When I saw a special for registration for 2014, I knew I had to take this race back. And so I signed up again. And I will get to that race recap in my next post. On July 18 I was still riding a high from my new 5k PR at the SHE 365 5k, which meant that when I saw the ReMix Challenge introduced for San Jose’s Rock and Roll Half, I HAD to sign up! After all, it *only* meant adding a 5k on Saturday, the day before the half.
First, I recognize a total shift in approach to racing from my first races. In 2009, I remember being alone at my first 5k. It was a local trail run and I spent weeks, if not months, obsessing about being prepared. I had signed up for this May 2009 5k in order to help build for the San Jose Half. And I was scared about finishing the 5k. Ultimately I did. It took me around 50 minutes, but I finished. But in 2014, I thought nothing of adding a race the day before a race? But this wasn’t the first time I just signed up for a race without trepedation.
In 2013, I convinced one of my friends to sign up for the Santa Run. There was some random sale on Facebook (I clearly have a problem when it comes to race sales!), and I thought signing up for it might be a great motivation. I had no intention of running for many months, so the plan was to walk it. And we did! It took us about an hour and my feet were killing me by the end! I was about a month into HMR and down about 30 pounds. I was so happy to finish, but determined to do better.
For the San Jose Rock and Roll 5k, I met up with several coworkers who were also running. We hung out before the race, shared stories, and agreed to meet up at the end. We chatted all the way until the starting gun. No obsessing about time at this race, I decided I would push as hard as I felt like since I knew the more important race for me would be the next day. No pressure to be quick, this was just a chance to get some energy out to keep me balanced for the half.
When the gun went off, I felt that surge of adrenaline, and I just let it take me away. The course started near the convention center and went through the streets of downtown San Jose. I had actually run about half of it during training runs without knowing it, so knowing the streets and where the finish was allowed me to figure out how much of the course was left without checking my garmin or the mile signs.
The course support seemed lacking compared to the half course support I have come to expect from Rock and Roll. There was a DJ about a mile in and a band about two miles in. Both were good but lacked crowd energy, and I realize a 5k is a lot shorter than a half, but I guess I anticipated more. There were also several cheer groups who were fabulous, as our local teens are. Overall the spectator level was minimal, especially for being downtown.

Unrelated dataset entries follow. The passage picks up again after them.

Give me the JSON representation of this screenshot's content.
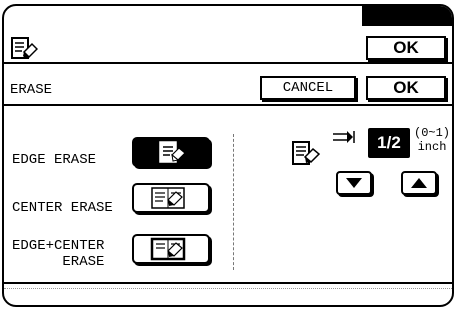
{
  "header": {
    "ok_label": "OK"
  },
  "screen": {
    "title": "ERASE",
    "cancel_label": "CANCEL",
    "ok_label": "OK"
  },
  "options": [
    {
      "label_line1": "EDGE ERASE",
      "label_line2": "",
      "selected": true,
      "icon": "edge-erase-icon"
    },
    {
      "label_line1": "CENTER ERASE",
      "label_line2": "",
      "selected": false,
      "icon": "center-erase-icon"
    },
    {
      "label_line1": "EDGE+CENTER",
      "label_line2": "ERASE",
      "selected": false,
      "icon": "edge-center-erase-icon"
    }
  ],
  "width_setting": {
    "value": "1/2",
    "range_line1": "(0~1)",
    "range_line2": "inch",
    "decrease_icon": "down-arrow-icon",
    "increase_icon": "up-arrow-icon"
  }
}
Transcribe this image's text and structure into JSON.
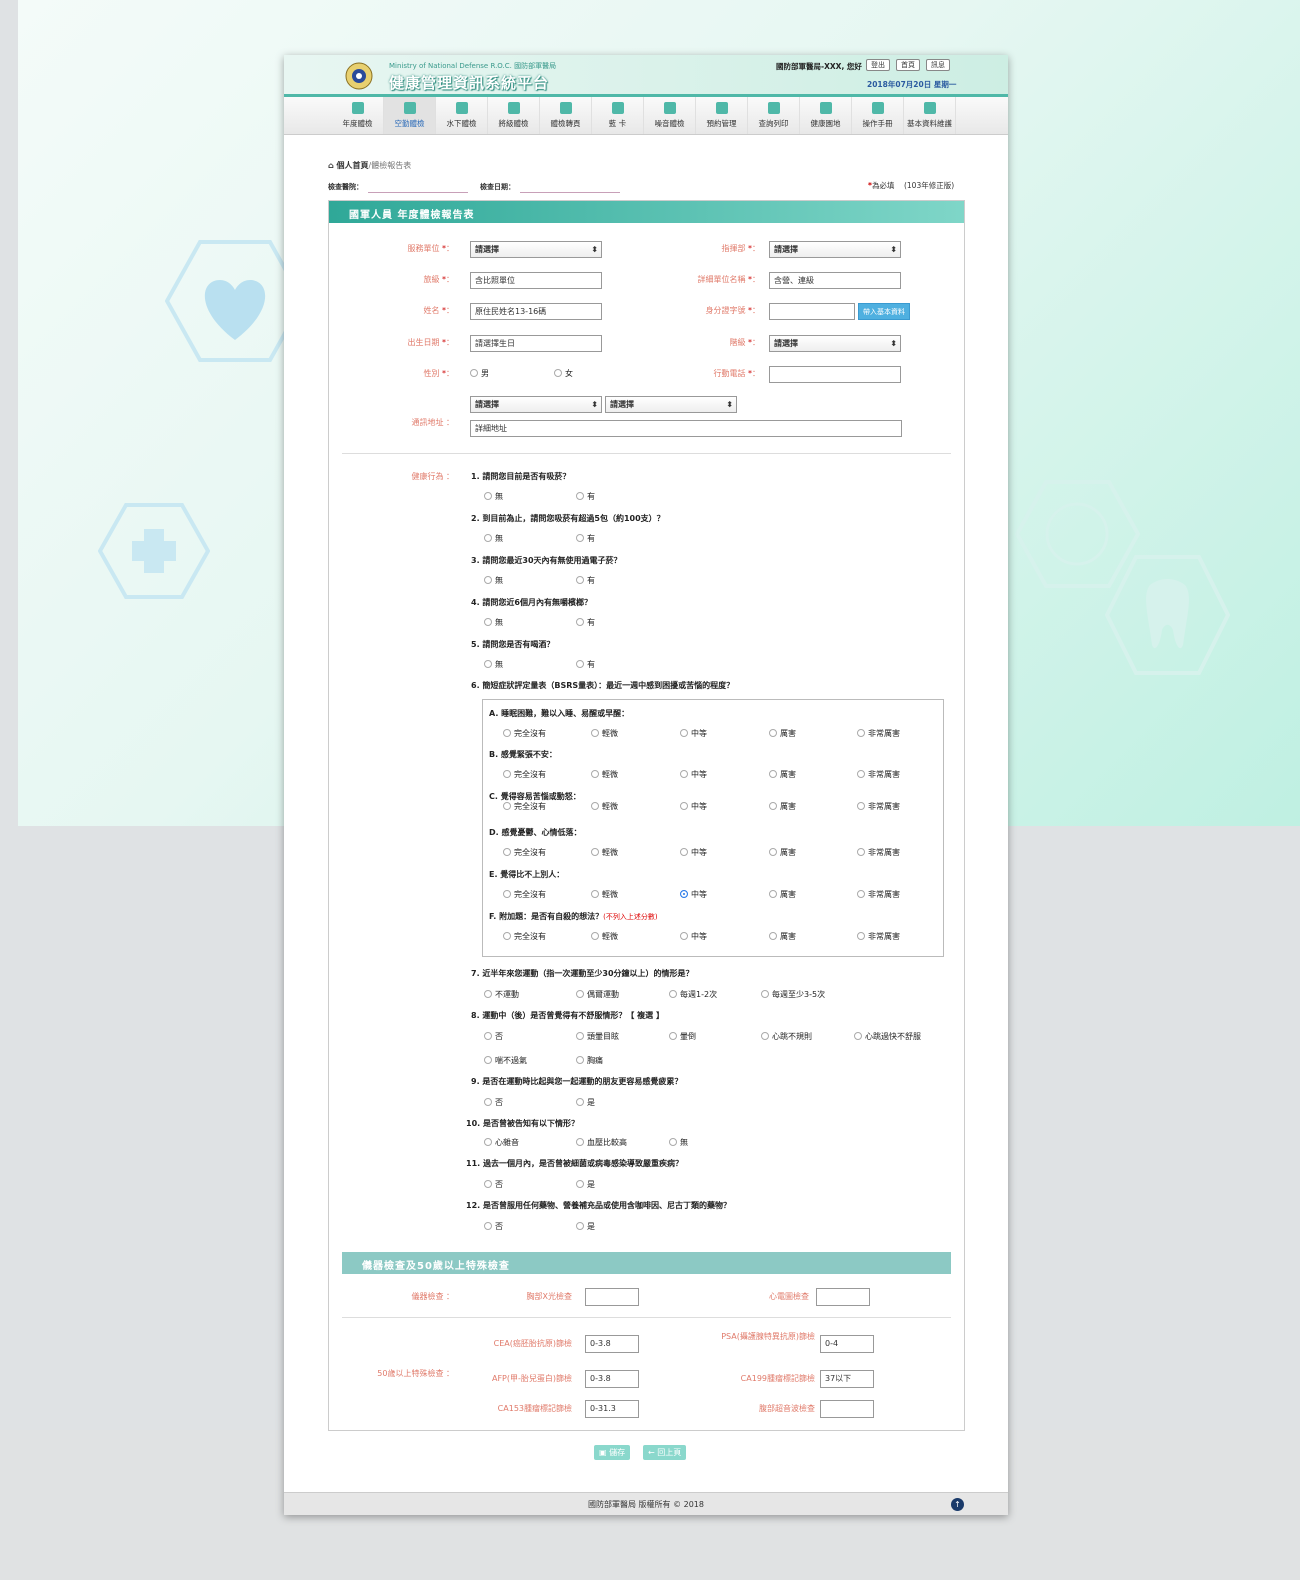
{
  "header": {
    "org_en": "Ministry of National Defense R.O.C. 國防部軍醫局",
    "title": "健康管理資訊系統平台",
    "greeting": "國防部軍醫局-XXX, 您好",
    "logout": "登出",
    "home": "首頁",
    "news": "訊息",
    "date": "2018年07月20日 星期一"
  },
  "nav": {
    "items": [
      "年度體檢",
      "空勤體檢",
      "水下體檢",
      "將級體檢",
      "體檢轉頁",
      "藍 卡",
      "噪音體檢",
      "預約管理",
      "查詢列印",
      "健康園地",
      "操作手冊",
      "基本資料維護"
    ],
    "active_index": 1
  },
  "breadcrumb": {
    "home": "個人首頁",
    "sep": "/",
    "current": "體檢報告表"
  },
  "meta": {
    "hospital_label": "檢查醫院：",
    "date_label": "檢查日期：",
    "required_mark": "*",
    "required_text": "為必填",
    "version": "(103年修正版)"
  },
  "form": {
    "title": "國軍人員 年度體檢報告表",
    "unit_label": "服務單位",
    "unit_value": "請選擇",
    "command_label": "指揮部",
    "command_value": "請選擇",
    "brigade_label": "旅級",
    "brigade_value": "含比照單位",
    "detail_unit_label": "詳細單位名稱",
    "detail_unit_value": "含營、連級",
    "name_label": "姓名",
    "name_value": "原住民姓名13-16碼",
    "id_label": "身分證字號",
    "import_btn": "帶入基本資料",
    "birth_label": "出生日期",
    "birth_value": "請選擇生日",
    "rank_label": "階級",
    "rank_value": "請選擇",
    "gender_label": "性別",
    "male": "男",
    "female": "女",
    "phone_label": "行動電話",
    "address_label": "通訊地址",
    "city": "請選擇",
    "district": "請選擇",
    "address_placeholder": "詳細地址",
    "colon": "：",
    "star": "*"
  },
  "health": {
    "label": "健康行為",
    "q1": "1.  請問您目前是否有吸菸？",
    "q2": "2.  到目前為止，請問您吸菸有超過5包（約100支）？",
    "q3": "3.  請問您最近30天內有無使用過電子菸？",
    "q4": "4.  請問您近6個月內有無嚼檳榔？",
    "q5": "5.  請問您是否有喝酒？",
    "no": "無",
    "yes": "有",
    "q6": "6.  簡短症狀評定量表（BSRS量表）：最近一週中感到困擾或苦惱的程度？",
    "bsrs_items": [
      "A.  睡眠困難，難以入睡、易醒或早醒：",
      "B.  感覺緊張不安：",
      "C.  覺得容易苦惱或動怒：",
      "D.  感覺憂鬱、心情低落：",
      "E.  覺得比不上別人：",
      "F.  附加題：是否有自殺的想法？"
    ],
    "bsrs_note": "(不列入上述分數)",
    "bsrs_opts": [
      "完全沒有",
      "輕微",
      "中等",
      "厲害",
      "非常厲害"
    ],
    "bsrs_selected": {
      "E": 2
    },
    "q7": "7.  近半年來您運動（指一次運動至少30分鐘以上）的情形是？",
    "q7_opts": [
      "不運動",
      "偶爾運動",
      "每週1-2次",
      "每週至少3-5次"
    ],
    "q8": "8.  運動中（後）是否曾覺得有不舒服情形？【 複選 】",
    "q8_opts": [
      "否",
      "頭暈目眩",
      "暈倒",
      "心跳不規則",
      "心跳過快不舒服",
      "喘不過氣",
      "胸痛"
    ],
    "q9": "9.  是否在運動時比起與您一起運動的朋友更容易感覺疲累？",
    "q10": "10.  是否曾被告知有以下情形？",
    "q10_opts": [
      "心雜音",
      "血壓比較高",
      "無"
    ],
    "q11": "11.  過去一個月內，是否曾被細菌或病毒感染導致嚴重疾病？",
    "q12": "12.  是否曾服用任何藥物、營養補充品或使用含咖啡因、尼古丁類的藥物？",
    "neg": "否",
    "pos": "是"
  },
  "instrument": {
    "section_title": "儀器檢查及50歲以上特殊檢查",
    "label": "儀器檢查",
    "xray": "胸部X光檢查",
    "ecg": "心電圖檢查",
    "special_label": "50歲以上特殊檢查",
    "cea": "CEA(癌胚胎抗原)篩檢",
    "cea_ph": "0-3.8",
    "psa": "PSA(攝護腺特異抗原)篩檢",
    "psa_ph": "0-4",
    "afp": "AFP(甲-胎兒蛋白)篩檢",
    "afp_ph": "0-3.8",
    "ca199": "CA199腫瘤標記篩檢",
    "ca199_ph": "37以下",
    "ca153": "CA153腫瘤標記篩檢",
    "ca153_ph": "0-31.3",
    "abd": "腹部超音波檢查"
  },
  "actions": {
    "save": "儲存",
    "back": "回上頁"
  },
  "footer": {
    "copyright": "國防部軍醫局 版權所有 © 2018"
  },
  "colors": {
    "accent": "#4fb8a8",
    "label": "#e07a6a",
    "required": "#cc0000"
  }
}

One of the reasons for the lack of course spectators may have been how underplayed the 5k was. It wasn’t advertised locally the same way the half was, and the participation was significantly smaller. Official results have only 1867 participants in the 5k!
About a mile into the race, I realized I was running much faster than I had anticipated. 8:13?!? I did a body check – I seemed fine and it didn’t seem too hard – but I slowed myself down a bit as I reminded my body that it had a lot further to go the next day.

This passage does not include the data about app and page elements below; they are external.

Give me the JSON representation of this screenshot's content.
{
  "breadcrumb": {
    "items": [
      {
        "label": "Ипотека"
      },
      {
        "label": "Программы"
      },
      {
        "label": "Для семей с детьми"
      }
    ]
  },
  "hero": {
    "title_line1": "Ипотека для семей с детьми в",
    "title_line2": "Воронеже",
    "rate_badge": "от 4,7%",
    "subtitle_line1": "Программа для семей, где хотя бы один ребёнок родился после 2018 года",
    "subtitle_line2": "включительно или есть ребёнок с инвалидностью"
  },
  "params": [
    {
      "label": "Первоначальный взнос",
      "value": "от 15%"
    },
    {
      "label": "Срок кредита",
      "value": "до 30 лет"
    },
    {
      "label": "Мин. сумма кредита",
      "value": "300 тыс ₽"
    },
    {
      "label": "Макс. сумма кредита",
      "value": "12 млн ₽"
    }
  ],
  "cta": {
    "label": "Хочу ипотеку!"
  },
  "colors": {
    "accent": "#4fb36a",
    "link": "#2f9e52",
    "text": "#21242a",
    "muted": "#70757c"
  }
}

I kept a consistent pace in the second and third miles although it was a push during that last quarter mile or so. When my Garmin beeped at the three mile mark, I started to push but didn’t want to go all out because I wasn’t sure if I had added extra distance weaving earlier in the race. I never saw a three mile marker and so even though I knew the finish was close, I never figured out when to get that finishing kick in. I am learning that visual cues are definitely an important part of the mental game for me.

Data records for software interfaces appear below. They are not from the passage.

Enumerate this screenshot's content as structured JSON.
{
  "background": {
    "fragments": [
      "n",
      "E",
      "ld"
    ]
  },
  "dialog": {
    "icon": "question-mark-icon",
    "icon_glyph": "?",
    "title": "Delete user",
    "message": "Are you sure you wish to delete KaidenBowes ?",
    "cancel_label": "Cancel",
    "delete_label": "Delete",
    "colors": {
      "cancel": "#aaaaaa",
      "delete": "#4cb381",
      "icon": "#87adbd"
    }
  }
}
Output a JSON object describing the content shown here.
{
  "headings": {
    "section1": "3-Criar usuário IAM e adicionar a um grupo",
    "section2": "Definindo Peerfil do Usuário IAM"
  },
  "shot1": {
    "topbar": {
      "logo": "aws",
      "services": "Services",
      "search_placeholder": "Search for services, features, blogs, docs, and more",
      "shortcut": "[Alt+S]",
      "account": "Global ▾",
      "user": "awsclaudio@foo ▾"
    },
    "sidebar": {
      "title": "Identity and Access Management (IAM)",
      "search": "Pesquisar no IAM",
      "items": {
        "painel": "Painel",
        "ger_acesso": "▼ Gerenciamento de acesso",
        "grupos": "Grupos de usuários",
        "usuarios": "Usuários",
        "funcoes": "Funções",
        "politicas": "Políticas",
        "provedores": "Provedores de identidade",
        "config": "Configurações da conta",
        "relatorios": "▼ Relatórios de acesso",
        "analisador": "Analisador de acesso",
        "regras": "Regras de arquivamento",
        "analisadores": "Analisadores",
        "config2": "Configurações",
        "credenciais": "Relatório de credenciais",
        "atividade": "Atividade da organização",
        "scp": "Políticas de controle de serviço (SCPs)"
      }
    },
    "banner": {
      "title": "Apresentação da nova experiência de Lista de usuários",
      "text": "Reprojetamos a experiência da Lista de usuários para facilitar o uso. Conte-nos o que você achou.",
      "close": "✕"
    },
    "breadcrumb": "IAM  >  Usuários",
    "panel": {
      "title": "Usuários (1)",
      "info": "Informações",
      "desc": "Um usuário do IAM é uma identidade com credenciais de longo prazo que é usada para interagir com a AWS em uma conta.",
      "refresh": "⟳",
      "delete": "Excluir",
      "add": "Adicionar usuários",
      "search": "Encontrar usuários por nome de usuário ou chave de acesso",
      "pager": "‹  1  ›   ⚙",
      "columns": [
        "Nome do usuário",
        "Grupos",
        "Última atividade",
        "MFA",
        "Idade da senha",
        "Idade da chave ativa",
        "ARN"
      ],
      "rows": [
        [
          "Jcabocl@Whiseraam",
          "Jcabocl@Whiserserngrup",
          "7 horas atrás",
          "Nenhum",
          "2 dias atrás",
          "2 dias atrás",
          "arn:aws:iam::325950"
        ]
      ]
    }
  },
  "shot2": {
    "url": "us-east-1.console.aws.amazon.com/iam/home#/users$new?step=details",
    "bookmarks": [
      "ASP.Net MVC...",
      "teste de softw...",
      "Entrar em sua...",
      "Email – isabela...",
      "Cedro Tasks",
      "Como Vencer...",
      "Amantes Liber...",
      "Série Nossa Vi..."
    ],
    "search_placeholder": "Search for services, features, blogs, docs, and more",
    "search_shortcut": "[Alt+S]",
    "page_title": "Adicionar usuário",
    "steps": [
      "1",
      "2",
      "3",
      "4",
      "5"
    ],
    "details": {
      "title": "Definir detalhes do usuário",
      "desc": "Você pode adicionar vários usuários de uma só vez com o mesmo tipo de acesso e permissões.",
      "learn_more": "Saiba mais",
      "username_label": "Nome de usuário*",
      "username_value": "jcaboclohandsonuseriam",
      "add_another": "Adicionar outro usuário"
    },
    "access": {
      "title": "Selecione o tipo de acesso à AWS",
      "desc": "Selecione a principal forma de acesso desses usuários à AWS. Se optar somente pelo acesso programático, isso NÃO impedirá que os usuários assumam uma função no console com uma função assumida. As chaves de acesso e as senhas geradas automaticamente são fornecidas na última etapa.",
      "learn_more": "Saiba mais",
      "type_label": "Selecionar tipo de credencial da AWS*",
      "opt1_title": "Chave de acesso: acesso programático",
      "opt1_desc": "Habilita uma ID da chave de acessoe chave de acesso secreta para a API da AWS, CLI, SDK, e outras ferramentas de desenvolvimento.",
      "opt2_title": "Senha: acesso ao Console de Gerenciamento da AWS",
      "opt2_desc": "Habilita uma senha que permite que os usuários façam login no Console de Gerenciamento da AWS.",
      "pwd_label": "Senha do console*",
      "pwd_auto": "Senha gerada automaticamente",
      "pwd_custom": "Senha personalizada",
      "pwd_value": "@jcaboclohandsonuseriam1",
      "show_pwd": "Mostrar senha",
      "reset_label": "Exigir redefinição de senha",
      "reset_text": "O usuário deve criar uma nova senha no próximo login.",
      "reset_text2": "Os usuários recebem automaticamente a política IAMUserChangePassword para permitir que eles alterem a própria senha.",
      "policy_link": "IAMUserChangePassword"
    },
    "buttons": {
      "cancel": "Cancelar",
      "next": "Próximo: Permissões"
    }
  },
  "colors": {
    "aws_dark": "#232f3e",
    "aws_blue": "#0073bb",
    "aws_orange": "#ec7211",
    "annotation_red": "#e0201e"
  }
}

When I saw the finish, I pushed hard. And finished with the official time of 26:51! A new PR! I was 284th overall, 16th in my age division, and 91st in my gender division. Compared to December where my time was 1:00:03!
So I finished part one of the Remix Challenge. Next up? Taking back the half.